TASK STATEMENT — Copy all lines below that use the word "datos".

MATERIAL PROVIDED —
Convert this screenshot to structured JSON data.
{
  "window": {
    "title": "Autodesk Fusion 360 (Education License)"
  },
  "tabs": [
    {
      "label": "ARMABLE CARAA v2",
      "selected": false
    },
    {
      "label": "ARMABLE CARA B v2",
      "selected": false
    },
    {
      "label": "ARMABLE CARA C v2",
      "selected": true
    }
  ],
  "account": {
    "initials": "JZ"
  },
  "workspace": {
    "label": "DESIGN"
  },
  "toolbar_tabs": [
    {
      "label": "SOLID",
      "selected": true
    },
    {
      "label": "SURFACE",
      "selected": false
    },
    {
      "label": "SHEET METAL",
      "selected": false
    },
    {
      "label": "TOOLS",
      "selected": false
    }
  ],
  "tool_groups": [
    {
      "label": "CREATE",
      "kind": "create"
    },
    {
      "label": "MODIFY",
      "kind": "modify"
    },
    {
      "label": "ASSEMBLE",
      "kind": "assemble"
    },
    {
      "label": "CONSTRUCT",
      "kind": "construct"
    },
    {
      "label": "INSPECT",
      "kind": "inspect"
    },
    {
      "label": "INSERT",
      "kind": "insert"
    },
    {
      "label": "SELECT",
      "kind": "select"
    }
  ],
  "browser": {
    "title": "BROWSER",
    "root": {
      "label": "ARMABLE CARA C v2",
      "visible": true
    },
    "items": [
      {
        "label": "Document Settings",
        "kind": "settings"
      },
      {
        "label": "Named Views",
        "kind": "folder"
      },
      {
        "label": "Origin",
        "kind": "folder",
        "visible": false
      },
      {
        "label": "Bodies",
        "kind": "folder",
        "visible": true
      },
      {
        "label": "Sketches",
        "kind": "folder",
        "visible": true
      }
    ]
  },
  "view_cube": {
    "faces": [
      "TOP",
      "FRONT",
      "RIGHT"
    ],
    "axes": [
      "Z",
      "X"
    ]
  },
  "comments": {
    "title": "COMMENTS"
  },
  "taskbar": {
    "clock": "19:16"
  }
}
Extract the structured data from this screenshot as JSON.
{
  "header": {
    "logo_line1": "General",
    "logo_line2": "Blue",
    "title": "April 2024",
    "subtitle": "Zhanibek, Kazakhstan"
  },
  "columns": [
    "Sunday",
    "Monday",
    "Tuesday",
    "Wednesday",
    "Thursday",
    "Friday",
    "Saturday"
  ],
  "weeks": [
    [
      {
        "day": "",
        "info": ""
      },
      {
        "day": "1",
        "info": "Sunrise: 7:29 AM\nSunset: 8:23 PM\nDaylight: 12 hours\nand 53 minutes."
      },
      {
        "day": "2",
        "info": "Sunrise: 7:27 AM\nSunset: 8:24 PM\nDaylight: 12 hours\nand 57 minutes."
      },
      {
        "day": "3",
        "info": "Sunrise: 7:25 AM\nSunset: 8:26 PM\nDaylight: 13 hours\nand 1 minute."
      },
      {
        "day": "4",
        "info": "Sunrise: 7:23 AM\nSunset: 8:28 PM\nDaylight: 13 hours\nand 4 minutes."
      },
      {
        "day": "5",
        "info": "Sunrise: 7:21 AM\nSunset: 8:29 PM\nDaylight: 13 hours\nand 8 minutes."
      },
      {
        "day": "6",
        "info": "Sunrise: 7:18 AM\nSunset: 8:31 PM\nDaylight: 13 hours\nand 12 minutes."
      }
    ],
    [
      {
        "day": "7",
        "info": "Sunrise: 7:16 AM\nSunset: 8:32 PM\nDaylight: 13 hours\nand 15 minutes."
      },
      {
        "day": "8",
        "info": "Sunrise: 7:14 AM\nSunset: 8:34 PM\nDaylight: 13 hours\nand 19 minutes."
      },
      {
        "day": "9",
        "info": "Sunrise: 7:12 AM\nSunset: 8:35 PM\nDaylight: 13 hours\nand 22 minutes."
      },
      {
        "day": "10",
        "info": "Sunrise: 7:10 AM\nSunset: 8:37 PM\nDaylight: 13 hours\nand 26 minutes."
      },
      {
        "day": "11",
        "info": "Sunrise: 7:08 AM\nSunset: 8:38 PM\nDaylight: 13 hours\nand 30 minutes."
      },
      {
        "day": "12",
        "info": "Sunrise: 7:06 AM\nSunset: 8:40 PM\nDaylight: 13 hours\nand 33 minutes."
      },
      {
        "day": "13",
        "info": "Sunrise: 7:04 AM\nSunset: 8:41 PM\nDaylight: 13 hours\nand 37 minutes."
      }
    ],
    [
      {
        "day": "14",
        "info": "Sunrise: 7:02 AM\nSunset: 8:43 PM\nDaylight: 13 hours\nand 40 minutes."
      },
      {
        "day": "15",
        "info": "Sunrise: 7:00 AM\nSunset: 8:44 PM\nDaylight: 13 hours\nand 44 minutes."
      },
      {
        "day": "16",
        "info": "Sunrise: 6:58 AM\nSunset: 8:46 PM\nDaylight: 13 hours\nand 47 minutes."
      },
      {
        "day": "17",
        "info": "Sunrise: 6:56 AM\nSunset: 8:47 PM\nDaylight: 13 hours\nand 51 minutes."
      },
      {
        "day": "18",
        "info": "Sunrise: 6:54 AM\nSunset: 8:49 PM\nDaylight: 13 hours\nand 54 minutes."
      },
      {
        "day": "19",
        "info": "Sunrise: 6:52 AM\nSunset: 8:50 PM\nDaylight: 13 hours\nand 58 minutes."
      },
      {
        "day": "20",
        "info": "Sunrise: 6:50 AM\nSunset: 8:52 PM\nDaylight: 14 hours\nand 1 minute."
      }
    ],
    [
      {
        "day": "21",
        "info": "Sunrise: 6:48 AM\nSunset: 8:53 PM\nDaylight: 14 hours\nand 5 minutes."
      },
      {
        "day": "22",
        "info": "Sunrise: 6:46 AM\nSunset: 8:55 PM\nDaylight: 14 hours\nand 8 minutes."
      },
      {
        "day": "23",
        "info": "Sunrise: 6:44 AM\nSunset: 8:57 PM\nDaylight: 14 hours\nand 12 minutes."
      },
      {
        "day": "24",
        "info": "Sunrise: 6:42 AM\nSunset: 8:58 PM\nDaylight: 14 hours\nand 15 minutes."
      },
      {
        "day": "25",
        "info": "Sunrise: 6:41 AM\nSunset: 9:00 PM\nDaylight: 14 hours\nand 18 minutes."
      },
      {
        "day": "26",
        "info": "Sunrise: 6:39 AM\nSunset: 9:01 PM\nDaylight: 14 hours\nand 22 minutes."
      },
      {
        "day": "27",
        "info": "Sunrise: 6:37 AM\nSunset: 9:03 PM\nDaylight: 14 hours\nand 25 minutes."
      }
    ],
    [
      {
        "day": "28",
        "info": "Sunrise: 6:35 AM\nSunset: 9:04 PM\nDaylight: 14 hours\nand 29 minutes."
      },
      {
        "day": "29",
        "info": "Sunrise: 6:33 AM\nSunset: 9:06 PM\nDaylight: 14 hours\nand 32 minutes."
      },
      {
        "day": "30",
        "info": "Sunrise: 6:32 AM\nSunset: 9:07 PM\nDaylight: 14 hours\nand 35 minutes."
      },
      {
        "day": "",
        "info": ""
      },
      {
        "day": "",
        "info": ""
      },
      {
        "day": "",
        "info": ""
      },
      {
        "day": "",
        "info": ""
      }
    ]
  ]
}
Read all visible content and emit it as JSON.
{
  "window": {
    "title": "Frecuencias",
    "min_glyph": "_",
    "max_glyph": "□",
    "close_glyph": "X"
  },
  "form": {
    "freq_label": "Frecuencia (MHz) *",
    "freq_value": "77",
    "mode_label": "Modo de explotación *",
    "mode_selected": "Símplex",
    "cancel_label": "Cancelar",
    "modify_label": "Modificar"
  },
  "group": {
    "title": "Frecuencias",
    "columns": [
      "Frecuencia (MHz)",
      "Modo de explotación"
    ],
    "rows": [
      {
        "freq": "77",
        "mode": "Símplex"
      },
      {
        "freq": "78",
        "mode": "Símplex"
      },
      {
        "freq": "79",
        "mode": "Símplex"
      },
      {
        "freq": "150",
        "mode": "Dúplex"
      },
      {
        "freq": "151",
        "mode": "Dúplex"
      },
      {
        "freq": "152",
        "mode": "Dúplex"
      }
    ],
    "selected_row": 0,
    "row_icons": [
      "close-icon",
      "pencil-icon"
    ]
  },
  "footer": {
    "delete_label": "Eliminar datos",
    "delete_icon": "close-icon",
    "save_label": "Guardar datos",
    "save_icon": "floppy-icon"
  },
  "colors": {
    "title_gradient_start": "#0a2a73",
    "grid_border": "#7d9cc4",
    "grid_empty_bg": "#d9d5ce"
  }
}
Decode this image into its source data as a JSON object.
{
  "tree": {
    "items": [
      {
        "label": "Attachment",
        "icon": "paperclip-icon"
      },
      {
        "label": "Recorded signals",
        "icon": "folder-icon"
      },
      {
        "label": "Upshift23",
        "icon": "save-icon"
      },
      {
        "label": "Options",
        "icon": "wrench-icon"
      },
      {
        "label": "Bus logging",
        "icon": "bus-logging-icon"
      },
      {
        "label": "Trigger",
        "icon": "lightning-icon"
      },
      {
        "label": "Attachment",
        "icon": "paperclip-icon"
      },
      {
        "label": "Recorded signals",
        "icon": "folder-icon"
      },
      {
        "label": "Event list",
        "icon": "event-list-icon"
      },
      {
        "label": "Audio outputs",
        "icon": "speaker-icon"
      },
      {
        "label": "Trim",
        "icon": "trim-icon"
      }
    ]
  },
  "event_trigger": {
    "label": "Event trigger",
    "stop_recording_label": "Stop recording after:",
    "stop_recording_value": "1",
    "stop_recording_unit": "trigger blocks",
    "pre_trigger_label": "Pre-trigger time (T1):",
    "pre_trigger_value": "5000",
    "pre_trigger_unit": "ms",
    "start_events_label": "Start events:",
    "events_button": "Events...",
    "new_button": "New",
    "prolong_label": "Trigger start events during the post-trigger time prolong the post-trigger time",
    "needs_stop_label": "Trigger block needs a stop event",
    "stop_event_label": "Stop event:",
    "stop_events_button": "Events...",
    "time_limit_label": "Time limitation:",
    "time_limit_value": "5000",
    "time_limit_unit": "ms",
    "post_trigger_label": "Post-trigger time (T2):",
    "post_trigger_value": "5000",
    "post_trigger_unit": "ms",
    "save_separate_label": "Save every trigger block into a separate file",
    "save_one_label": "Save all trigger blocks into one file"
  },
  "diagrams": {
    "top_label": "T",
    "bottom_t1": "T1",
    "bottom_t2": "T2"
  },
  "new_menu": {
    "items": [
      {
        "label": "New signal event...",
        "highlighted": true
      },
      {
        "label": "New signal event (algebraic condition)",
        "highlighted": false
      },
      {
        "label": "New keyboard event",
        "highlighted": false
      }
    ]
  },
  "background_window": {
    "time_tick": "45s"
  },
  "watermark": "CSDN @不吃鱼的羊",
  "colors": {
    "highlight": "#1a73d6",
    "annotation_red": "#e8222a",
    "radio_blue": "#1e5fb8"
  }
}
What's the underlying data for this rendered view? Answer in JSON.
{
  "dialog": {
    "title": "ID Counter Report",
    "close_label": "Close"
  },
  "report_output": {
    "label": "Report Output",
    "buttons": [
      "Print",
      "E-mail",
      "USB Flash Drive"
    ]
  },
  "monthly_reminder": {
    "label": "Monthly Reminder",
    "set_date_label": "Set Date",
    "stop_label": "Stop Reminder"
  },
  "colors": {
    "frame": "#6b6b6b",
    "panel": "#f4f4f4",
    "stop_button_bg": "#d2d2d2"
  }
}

YOUR SOLUTION —
    "delete_label": "Eliminar datos",
    "save_label": "Guardar datos",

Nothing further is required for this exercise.